FROM Steve Sanders
The US Supreme Court Rules in Favor of Same-Sex Marriage The US Supreme Court made history today in a 5-to-4 ruling that the Constitution grants all Americans equal rights to marry. Four dissenters, led by Chief Justice John Roberts, said the matter should have been left to the voters, but it applies to all 50 states. President Obama called it a victory for all Americans. We hear about the legal arguments, the social consequences and the political fallout.
Same-Sex Marriage: Who Should Decide? The first time same-sex marriage was officially recognized was in Holland in 2001. Now, it's permitted in 36 American states and the District of Columbia. Today, the US Supreme Court was asked to overturn bans on the practice in Kentucky, Michigan, Ohio and Tennessee — essentially legalizing it for the entire country. History and the speed of change were on the minds of justices including Anthony Kennedy, who observed, "I don't even know how to count the decimals when we talk about millennia. This definition has been with us for millennia, and it's very difficult for the court to say, 'oh well, we know better'." Can nine justices rule that gays and lesbians should be able to marry — or is that a right granted to individuals by the Constitution? Should the US Supreme Court let the democratic process continue state by state? These were some of the questions raised today in a case asking the Court to overturn gay-marriage bans in Kentucky, Michigan, Ohio and Tennessee. We hear about some arguments rooted in ancient history and others based on the recent sea-change in public opinion.

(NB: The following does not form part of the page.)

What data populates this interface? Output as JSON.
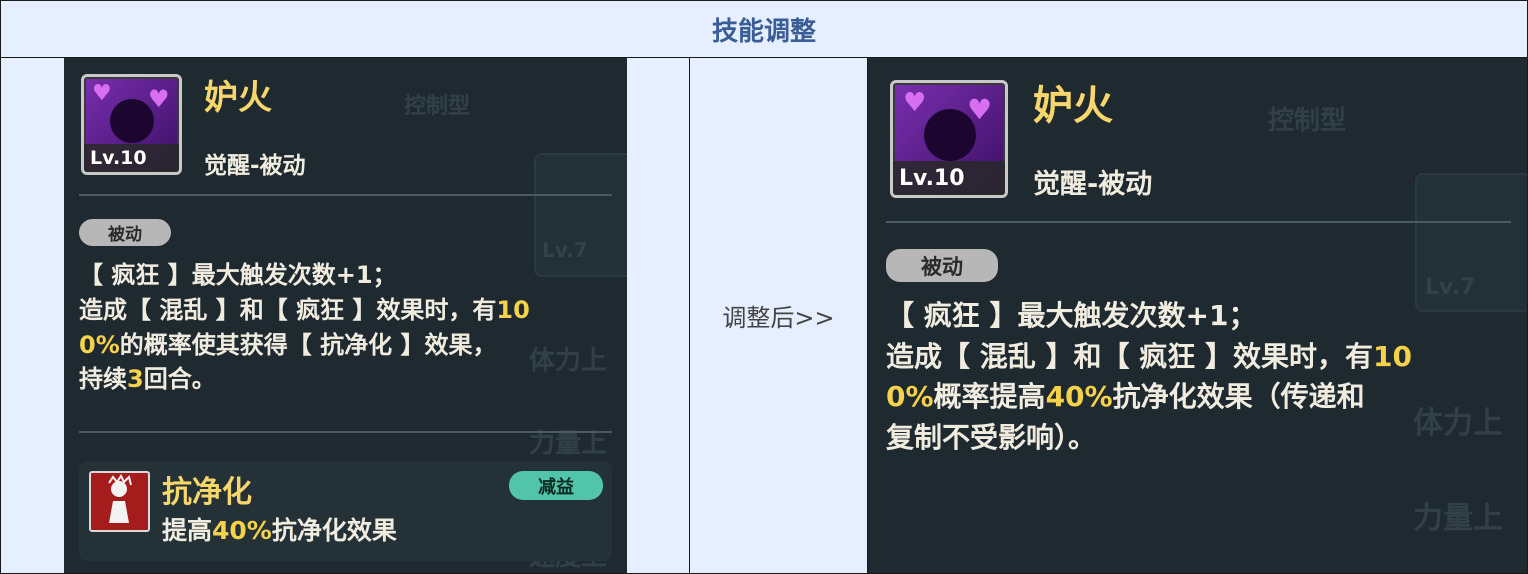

Gay Rights, Religion and Republican Politics Late last month, Indiana's Republican-dominated legislature passed a Religious Freedom Restoration Act. It was much like a federal law signed by Bill Clinton 20 years ago—but there was such an outcry from supporters of gay rights that Republican Governor Mike Pence called for it to be changed . When Arkansas Republicans passed a Religious Freedom Restoration Act, GOP Governor Asa Hutchinson refused to sign it . Disputes over RFRA laws have revealed a great divide in the Republican Party. Traditionalists want to protect religious teachings against homosexuality, but others see a path to discrimination in an increasingly tolerant nation. Next year's presidential contenders are caught in the middle -- with religious conservatives more powerful in early primary states than they are later on. Will appeals to younger Republicans help remove opposition to same-sex marriage from next year's GOP platform?
What is Trump's plan for Middle East peace? On his first foreign tour, President Trump has promised "peace" between Israel and the Palestinians. Are there any details for re-starting talks that have been stalled for the past three years?
Terrorism and tweets, hate speech and murder Just days before an election, Britain is coping with a rash of deadly terrorism, and Prime Minister Theresa May is on the defensive. And again today, President Trump has tweeted criticism of the Mayor of London. Later, a double murder in Portland, Oregon has revealed the ugly past of a supposedly “progressive” city. One immediate question: is “hate speech” protected by the First Amendment?
The longest US war: Will Trump send more troops to Afghanistan? The Trump White House is divided over the Pentagon's request for more troops in Afghanistan—where the US has been fighting for the past 16 years. Is there a formula -- either for "victory" or a political settlement? Is there an end in sight for America's longest war?
Trump's 'America First' goes missing abroad In the Middle East, President Trump is changing some policies of the Obama Administration—and reversing his own campaign attacks on Islam as a religion that "hates us." We hear about his visit to Saudi Arabia and what's at stake for the rest of his foreign excursion.